Even after the Arab Spring, however, there was hope for an improved American position on human rights without being implicit in covering up violations committed by the Arab regimes. Because of the international nature of American power, and the close relationship between the United States and many authoritarian governments in the Gulf, American journalistic reports, congressional testimony, and statements from the U.S. government were more influential to the Gulf states’ authorities than the efforts of thousands of local activists within the Gulf countries themselves. The reason is clear: the governments and authorities are not as concerned with local movements, which can be suppressed, as they are with the American position, which has the real power to create change. Consequently, the authorities always listen to the Americans and pay attention to their comments to a much higher degree than the internal situation, which they are capable of silencing through arrest, imprisonment, or exile.

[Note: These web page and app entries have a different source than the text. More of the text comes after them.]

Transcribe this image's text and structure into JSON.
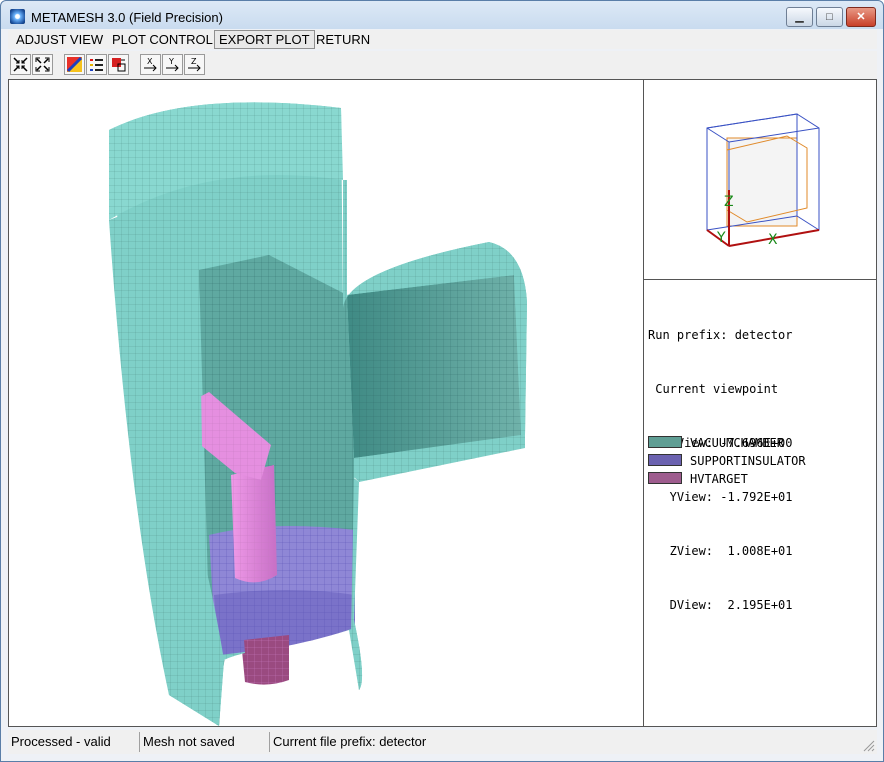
{
  "window": {
    "title": "METAMESH 3.0 (Field Precision)",
    "minimize": "▁",
    "maximize": "□",
    "close": "✕"
  },
  "menu": [
    {
      "label": "ADJUST VIEW"
    },
    {
      "label": "PLOT CONTROL"
    },
    {
      "label": "EXPORT PLOT"
    },
    {
      "label": "RETURN"
    }
  ],
  "toolbar": {
    "icons": [
      "zoom-in-icon",
      "zoom-out-icon",
      "color-plot-icon",
      "legend-icon",
      "region-icon",
      "view-x-icon",
      "view-y-icon",
      "view-z-icon"
    ],
    "axis_x": "X",
    "axis_y": "Y",
    "axis_z": "Z"
  },
  "orientation": {
    "x_label": "X",
    "y_label": "Y",
    "z_label": "Z"
  },
  "info": {
    "run_prefix": "Run prefix: detector",
    "viewpoint_title": " Current viewpoint",
    "xview": "   XView: -7.696E+00",
    "yview": "   YView: -1.792E+01",
    "zview": "   ZView:  1.008E+01",
    "dview": "   DView:  2.195E+01"
  },
  "legend": [
    {
      "label": "VACUUMCHAMBER",
      "color": "#5f9e94"
    },
    {
      "label": "SUPPORTINSULATOR",
      "color": "#6b62b0"
    },
    {
      "label": "HVTARGET",
      "color": "#9e5c8e"
    }
  ],
  "status": {
    "validity": "Processed - valid",
    "mesh": "Mesh not saved",
    "file_prefix": "Current file prefix: detector"
  }
}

In this regard, the Kuwaiti experience seems to be an important one to be compared to. The Kuwaiti case is the perfect example of the influence of the United States on the Gulf states’ domestic politics. Kuwait has the only elected parliament in the GCC states and has an active political life and a culture of debate. Amidst its current political and democratic crisis, the street remains on the lookout for American reports, discussions, and positions. This is confirmed by what happened recently: following an American report that accused a prominent political figure of involvement in corruption and money laundering, he was arrested. In this case, American reporting led to serious accountability.
The Kuwaiti street has become more convinced of the importance of U.S. government and media reports, especially those that might suggest the coming of demands that put pressure on authorities to hold powerful figures accountable. The belief in the importance of U.S. intervention in this regard, or in terms of protecting and strengthening democracy and human rights, has become one of the things that concerns the street now; U.S. policy has even affected the nature of domestic movements.

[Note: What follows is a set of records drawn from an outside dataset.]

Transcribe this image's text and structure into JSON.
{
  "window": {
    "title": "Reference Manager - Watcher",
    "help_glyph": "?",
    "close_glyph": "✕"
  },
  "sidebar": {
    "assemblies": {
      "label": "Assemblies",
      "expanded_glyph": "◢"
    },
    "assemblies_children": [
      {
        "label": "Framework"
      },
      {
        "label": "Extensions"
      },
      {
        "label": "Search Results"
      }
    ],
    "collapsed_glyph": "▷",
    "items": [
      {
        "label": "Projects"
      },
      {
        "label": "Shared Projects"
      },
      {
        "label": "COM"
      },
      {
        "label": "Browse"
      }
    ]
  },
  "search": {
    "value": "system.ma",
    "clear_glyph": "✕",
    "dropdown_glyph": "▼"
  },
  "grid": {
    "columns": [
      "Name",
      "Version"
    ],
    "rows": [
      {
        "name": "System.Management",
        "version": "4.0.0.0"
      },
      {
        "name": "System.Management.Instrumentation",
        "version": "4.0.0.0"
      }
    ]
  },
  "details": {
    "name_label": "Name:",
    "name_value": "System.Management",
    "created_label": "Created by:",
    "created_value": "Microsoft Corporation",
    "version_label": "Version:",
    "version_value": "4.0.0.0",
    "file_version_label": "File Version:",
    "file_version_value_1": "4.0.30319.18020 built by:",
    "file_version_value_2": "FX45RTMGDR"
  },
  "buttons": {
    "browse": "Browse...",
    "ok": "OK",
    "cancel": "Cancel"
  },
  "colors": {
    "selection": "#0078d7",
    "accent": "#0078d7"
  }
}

The Biden administration has not so far devoted significant attention to the situation in Kuwait or the other GCC states. However, it is important to note that, while broader concerns about the U.S. presence in the Middle East have continued, the Kuwaiti “street” has associated the U.S. position with democratic values, human rights, and opposition to corruption. This change in the societal attitude towards the American role is not entirely clear, and is probably not due to the increase in confidence in the American role, since the U.S. official position has hardly given any Kuwaiti a reason to be more optimistic. In spite of this, though, increased trust in America’s role, and pressure from the United States, has become the only option for the Arabs seeking reform in the face of the weakened and distorted tools of change and the limited options for pro-democratic forces in the face of the strong networks of corruption and the targeting of active youth voices.
This presents the Biden administration with an interesting challenge. President Biden campaigned on the platform of human rights and democracy and opposition to dictatorship. Spurning the traditional U.S. model of engagement with authoritarians, he criticized several authoritarian rulers, including both America’s adversaries and its nominal allies. These steps might have antagonized some GCC leaders, but have encouraged support for the United States among pro-democracy Arab publics. One way or another, the ball is in Biden’s court; he can do much to incentivize democratic development in the GCC states, or, by adhering to traditional U.S. positions, he can do much to prevent it.
Dr. Abdul Hadi Nasser Al-Ajmi has held many academic and research positions since 2004. He is Assistant Dean for Academic Affairs and Graduate Studies in the College of Arts, Kuwait University, as well as the Head of History Department and the Deanship of Consulting, Training, and Development.
The views and opinions expressed in this article are those of the authors and do not necessarily reflect the views of Gulf International Forum.